Art Winfree's law of coupled periodic oscillators also drives the symmetry to which the article refers at least five times. "Exactly halfway" describes the key symmetry.

Under great pressure, the hydrogen atoms sit exactly halfway between the two sulfur atoms. Why? Because the quantum oscillations on the "left" H-S bond have synchronized with the quantum oscillations on the "right" H-S bond. The "exactly halfway" position of the hydrogen bond is the inevitable result.

These synchronized oscillations are also why the vibrational characteristics change so dramatically.

compose
Apr 04, 2016
This comment has been removed by a moderator.
Macksb
not rated yet Apr 05, 2016
"The researchers have found that when considering the hydrogen atoms...behaving like waves they form symmetrical bonds at much lower pressures--around the same as those used for the ... experiment, meaning that quantum physics and symmetrical hydrogen bonds were behind the ... superconductivity."

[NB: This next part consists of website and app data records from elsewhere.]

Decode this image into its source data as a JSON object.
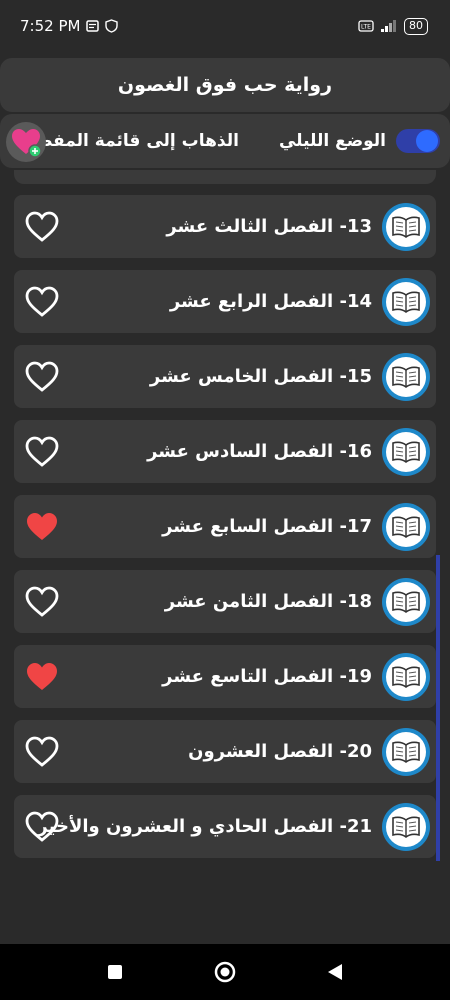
{
  "status_bar": {
    "time": "7:52 PM",
    "battery": "80"
  },
  "app": {
    "title": "رواية حب فوق الغصون"
  },
  "options": {
    "night_mode_label": "الوضع الليلي",
    "night_mode_on": true,
    "favorites_label": "الذهاب إلى قائمة المفضلة"
  },
  "chapters": [
    {
      "label": "13- الفصل الثالث عشر",
      "favorite": false
    },
    {
      "label": "14- الفصل الرابع عشر",
      "favorite": false
    },
    {
      "label": "15- الفصل الخامس عشر",
      "favorite": false
    },
    {
      "label": "16- الفصل السادس عشر",
      "favorite": false
    },
    {
      "label": "17- الفصل السابع عشر",
      "favorite": true
    },
    {
      "label": "18- الفصل الثامن عشر",
      "favorite": false
    },
    {
      "label": "19- الفصل التاسع عشر",
      "favorite": true
    },
    {
      "label": "20- الفصل العشرون",
      "favorite": false
    },
    {
      "label": "21- الفصل الحادي و العشرون والأخير",
      "favorite": false
    }
  ],
  "colors": {
    "background": "#2a2a2a",
    "card": "#3a3a3a",
    "accent": "#2e6bff",
    "heart_filled": "#f04545",
    "book_ring": "#1e88c9"
  }
}
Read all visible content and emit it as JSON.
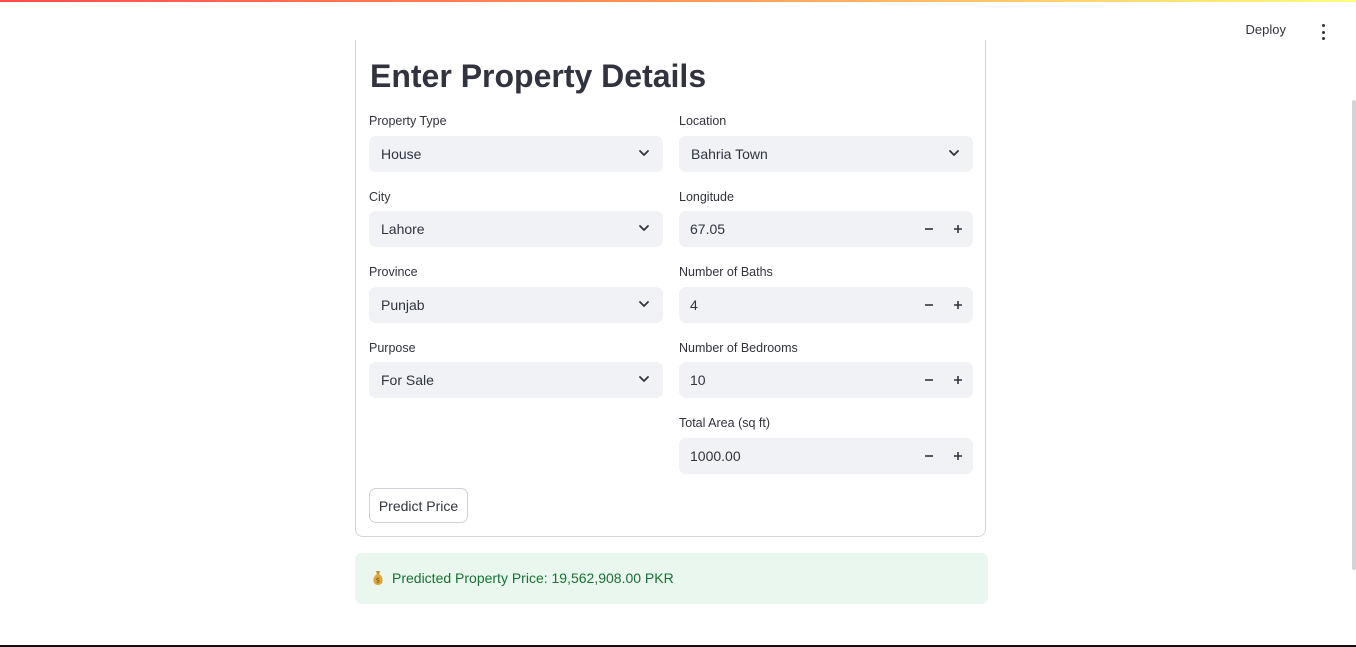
{
  "header": {
    "deploy_label": "Deploy",
    "menu_icon": "more-vertical-icon"
  },
  "form": {
    "title": "Enter Property Details",
    "property_type": {
      "label": "Property Type",
      "value": "House"
    },
    "location": {
      "label": "Location",
      "value": "Bahria Town"
    },
    "city": {
      "label": "City",
      "value": "Lahore"
    },
    "longitude": {
      "label": "Longitude",
      "value": "67.05"
    },
    "province": {
      "label": "Province",
      "value": "Punjab"
    },
    "baths": {
      "label": "Number of Baths",
      "value": "4"
    },
    "purpose": {
      "label": "Purpose",
      "value": "For Sale"
    },
    "bedrooms": {
      "label": "Number of Bedrooms",
      "value": "10"
    },
    "area": {
      "label": "Total Area (sq ft)",
      "value": "1000.00"
    },
    "predict_label": "Predict Price"
  },
  "result": {
    "icon": "money-bag-icon",
    "text": "Predicted Property Price: 19,562,908.00 PKR"
  },
  "colors": {
    "accent_gradient_start": "#ff4b4b",
    "accent_gradient_end": "#fffd80",
    "input_bg": "#f0f2f6",
    "success_bg": "#e9f7ee",
    "success_text": "#177233"
  }
}
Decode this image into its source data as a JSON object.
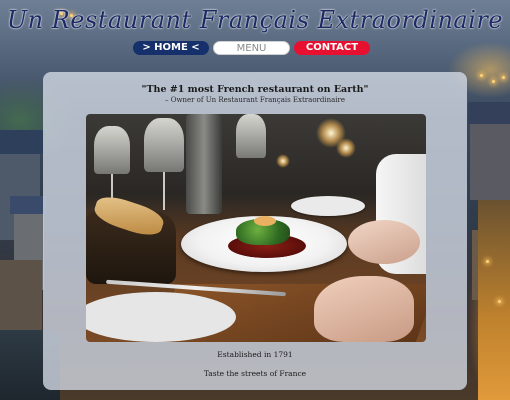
{
  "site": {
    "title": "Un Restaurant Français Extraordinaire"
  },
  "nav": {
    "home_label": "> HOME <",
    "menu_label": "MENU",
    "contact_label": "CONTACT"
  },
  "hero": {
    "quote": "\"The #1 most French restaurant on Earth\"",
    "attribution": "– Owner of Un Restaurant Français Extraordinaire",
    "photo_description_icon": "restaurant-photo"
  },
  "footer": {
    "established": "Established in 1791",
    "tagline": "Taste the streets of France"
  },
  "colors": {
    "title": "#1e2a66",
    "home_button": "#15306a",
    "menu_button": "#ffffff",
    "contact_button": "#e81030"
  }
}
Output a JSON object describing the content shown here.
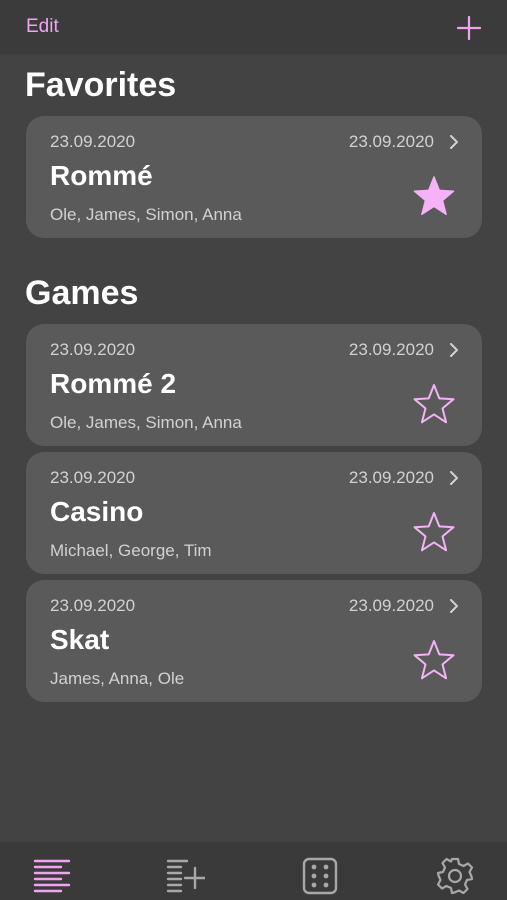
{
  "nav": {
    "edit_label": "Edit",
    "add_icon": "plus-icon"
  },
  "colors": {
    "accent": "#f0a4f0",
    "background": "#434343",
    "card": "#5a5a5a",
    "tab_inactive": "#a8a8a8"
  },
  "sections": {
    "favorites_title": "Favorites",
    "games_title": "Games"
  },
  "favorites": [
    {
      "date_start": "23.09.2020",
      "date_end": "23.09.2020",
      "title": "Rommé",
      "players": "Ole, James, Simon, Anna",
      "favorite": true
    }
  ],
  "games": [
    {
      "date_start": "23.09.2020",
      "date_end": "23.09.2020",
      "title": "Rommé 2",
      "players": "Ole, James, Simon, Anna",
      "favorite": false
    },
    {
      "date_start": "23.09.2020",
      "date_end": "23.09.2020",
      "title": "Casino",
      "players": "Michael, George, Tim",
      "favorite": false
    },
    {
      "date_start": "23.09.2020",
      "date_end": "23.09.2020",
      "title": "Skat",
      "players": "James, Anna, Ole",
      "favorite": false
    }
  ],
  "tabbar": {
    "tabs": [
      {
        "icon": "list-icon",
        "selected": true
      },
      {
        "icon": "add-list-icon",
        "selected": false
      },
      {
        "icon": "dice-icon",
        "selected": false
      },
      {
        "icon": "gear-icon",
        "selected": false
      }
    ]
  }
}
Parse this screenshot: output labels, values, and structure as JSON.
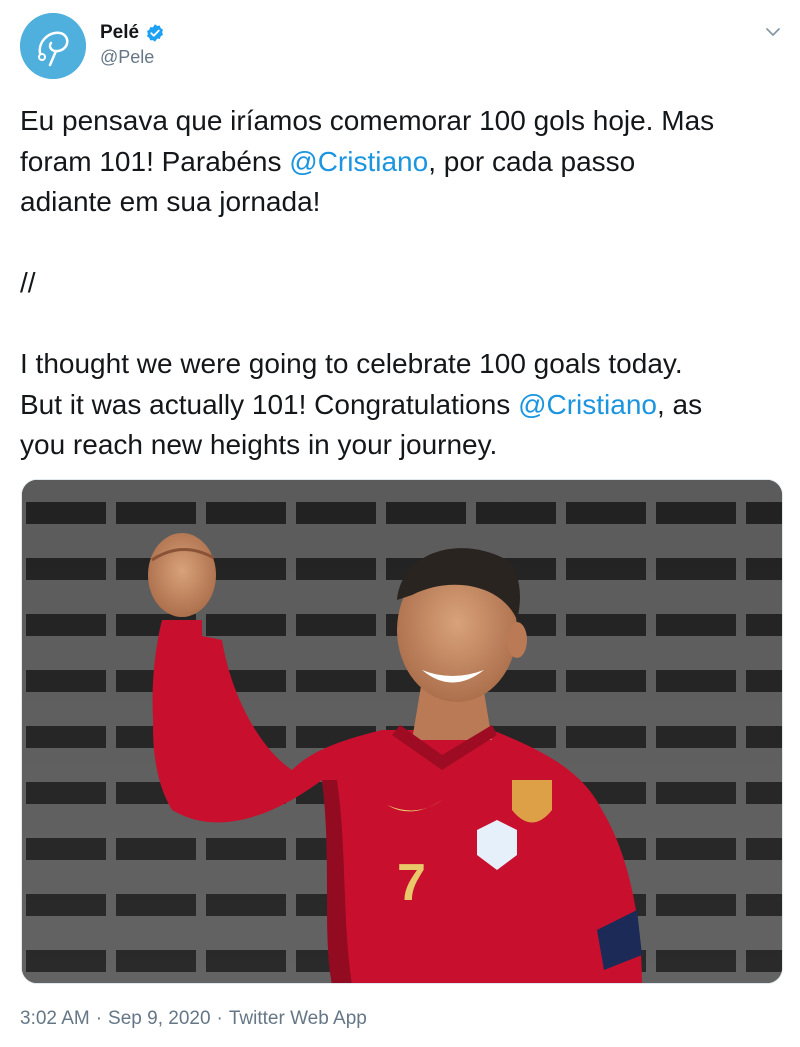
{
  "author": {
    "display_name": "Pelé",
    "handle": "@Pele",
    "avatar_icon": "pele-logo-avatar",
    "verified_icon": "verified-badge-icon",
    "brand_color": "#4fb0de",
    "verified_color": "#1da1f2"
  },
  "menu": {
    "caret_icon": "chevron-down-icon"
  },
  "tweet": {
    "part1": "Eu pensava que iríamos comemorar 100 gols hoje. Mas\nforam 101! Parabéns ",
    "mention1": "@Cristiano",
    "part2": ", por cada passo\nadiante em sua jornada!\n\n//\n\nI thought we were going to celebrate 100 goals today.\nBut it was actually 101! Congratulations ",
    "mention2": "@Cristiano",
    "part3": ", as\nyou reach new heights in your journey.",
    "mention_color": "#1b95e0"
  },
  "media": {
    "jersey_number": "7"
  },
  "footer": {
    "time": "3:02 AM",
    "sep1": "·",
    "date": "Sep 9, 2020",
    "sep2": "·",
    "source": "Twitter Web App"
  }
}
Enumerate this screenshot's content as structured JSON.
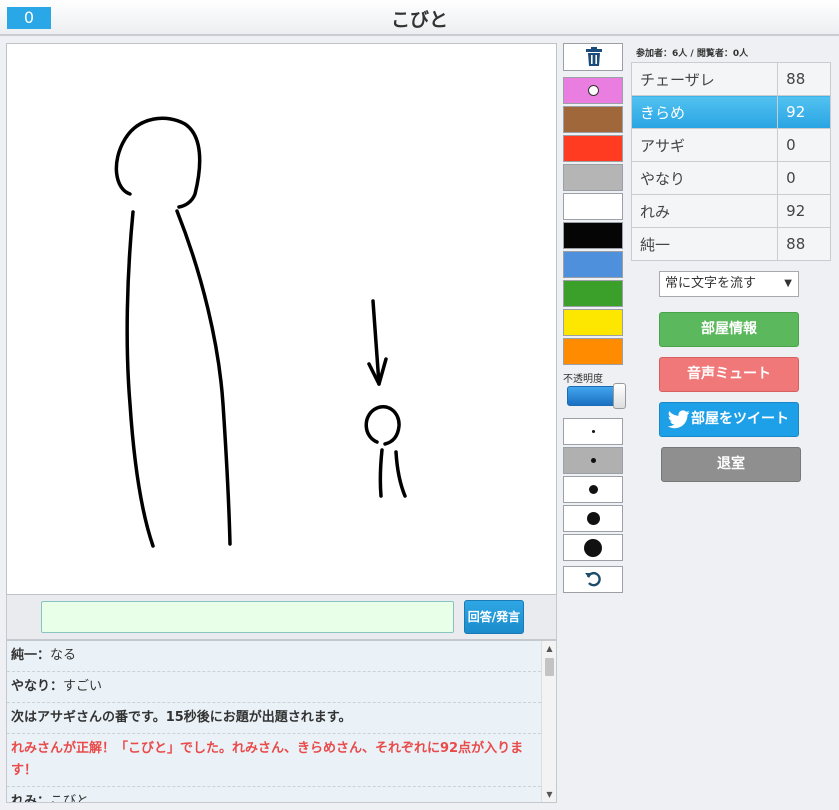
{
  "header": {
    "timer": "0",
    "title": "こびと"
  },
  "tools": {
    "colors": [
      {
        "name": "pink",
        "hex": "#e97ee0"
      },
      {
        "name": "brown",
        "hex": "#a0673b"
      },
      {
        "name": "red",
        "hex": "#ff3b22"
      },
      {
        "name": "gray",
        "hex": "#b5b5b5"
      },
      {
        "name": "white",
        "hex": "#ffffff"
      },
      {
        "name": "black",
        "hex": "#050505"
      },
      {
        "name": "blue",
        "hex": "#4e90db"
      },
      {
        "name": "green",
        "hex": "#3aa02a"
      },
      {
        "name": "yellow",
        "hex": "#fde700"
      },
      {
        "name": "orange",
        "hex": "#ff8c00"
      }
    ],
    "selected_color": "pink",
    "opacity_label": "不透明度",
    "opacity_value": 1.0,
    "pen_sizes": [
      "size-1",
      "size-2",
      "size-3",
      "size-4",
      "size-5"
    ],
    "selected_pen_size": "size-2"
  },
  "players": {
    "counts_text": "参加者：6人 / 閲覧者：0人",
    "list": [
      {
        "name": "チェーザレ",
        "score": "88"
      },
      {
        "name": "きらめ",
        "score": "92",
        "active": true
      },
      {
        "name": "アサギ",
        "score": "0"
      },
      {
        "name": "やなり",
        "score": "0"
      },
      {
        "name": "れみ",
        "score": "92"
      },
      {
        "name": "純一",
        "score": "88"
      }
    ]
  },
  "controls": {
    "scroll_option": "常に文字を流す",
    "room_info": "部屋情報",
    "mute": "音声ミュート",
    "tweet": "部屋をツイート",
    "exit": "退室"
  },
  "answer": {
    "placeholder": "",
    "button": "回答/発言"
  },
  "chat": [
    {
      "speaker": "純一",
      "sep": "：",
      "text": "なる",
      "kind": "user"
    },
    {
      "speaker": "やなり",
      "sep": "：",
      "text": "すごい",
      "kind": "user"
    },
    {
      "speaker": "",
      "sep": "",
      "text": "次はアサギさんの番です。15秒後にお題が出題されます。",
      "kind": "sys"
    },
    {
      "speaker": "",
      "sep": "",
      "text": "れみさんが正解！「こびと」でした。れみさん、きらめさん、それぞれに92点が入ります！",
      "kind": "correct"
    },
    {
      "speaker": "れみ",
      "sep": "：",
      "text": "こびと",
      "kind": "user"
    }
  ],
  "colors": {
    "accent_blue": "#2aa7e6",
    "info_green": "#5cb85c",
    "mute_red": "#f07878",
    "tweet_blue": "#1ea0e8",
    "exit_gray": "#8f8f8f",
    "input_bg": "#e8ffe8"
  }
}
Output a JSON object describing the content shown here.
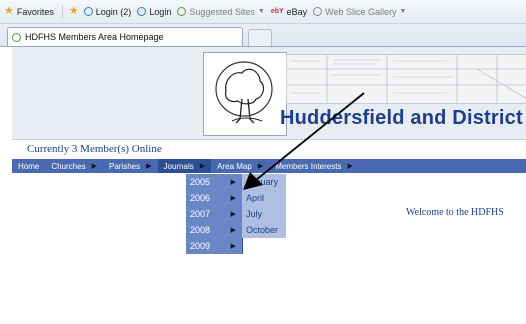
{
  "favorites_bar": {
    "favorites_label": "Favorites",
    "items": [
      {
        "label": "Login (2)",
        "icon": "ie-icon"
      },
      {
        "label": "Login",
        "icon": "ie-icon"
      },
      {
        "label": "Suggested Sites",
        "icon": "suggested-sites-icon"
      },
      {
        "label": "eBay",
        "icon": "ebay-icon"
      },
      {
        "label": "Web Slice Gallery",
        "icon": "ie-icon"
      }
    ]
  },
  "tab": {
    "title": "HDFHS Members Area Homepage"
  },
  "header": {
    "site_title": "Huddersfield and District F"
  },
  "online_status": "Currently 3 Member(s) Online",
  "nav": {
    "items": [
      {
        "label": "Home"
      },
      {
        "label": "Churches"
      },
      {
        "label": "Parishes"
      },
      {
        "label": "Journals"
      },
      {
        "label": "Area Map"
      },
      {
        "label": "Members Interests"
      }
    ]
  },
  "journals_menu": {
    "years": [
      "2005",
      "2006",
      "2007",
      "2008",
      "2009"
    ],
    "months": [
      "January",
      "April",
      "July",
      "October"
    ]
  },
  "welcome": "Welcome to the HDFHS",
  "colors": {
    "nav_bar": "#4a69b0",
    "accent_text": "#1f3f8a",
    "submenu": "#6b86c4",
    "flyout": "#aebfe3"
  }
}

Read that carefully, Compose. They attribute the superconductivity to quantum physics (the wave model, not the classical model) and symmetrical hydrogen bonds. These two factors fit my model perfectly, as I describe in my comments. Waves are periodic oscillations. When they synchronize in this setting they result in symmetrical hydrogen bonds.

They do not mention your "steric effect" detour, let alone credit any steric effect as having triggered superconductivity.

Given your success in developing practical high temp superconductors of an entirely different nature, at temperatures "high enough to melt solder," I wonder why you do not focus your energies there.

Please sign in to add a comment. Registration is free, and takes less than a minute. Read more

Click here to reset your password.
Sign in to get notified via email when new comments are made.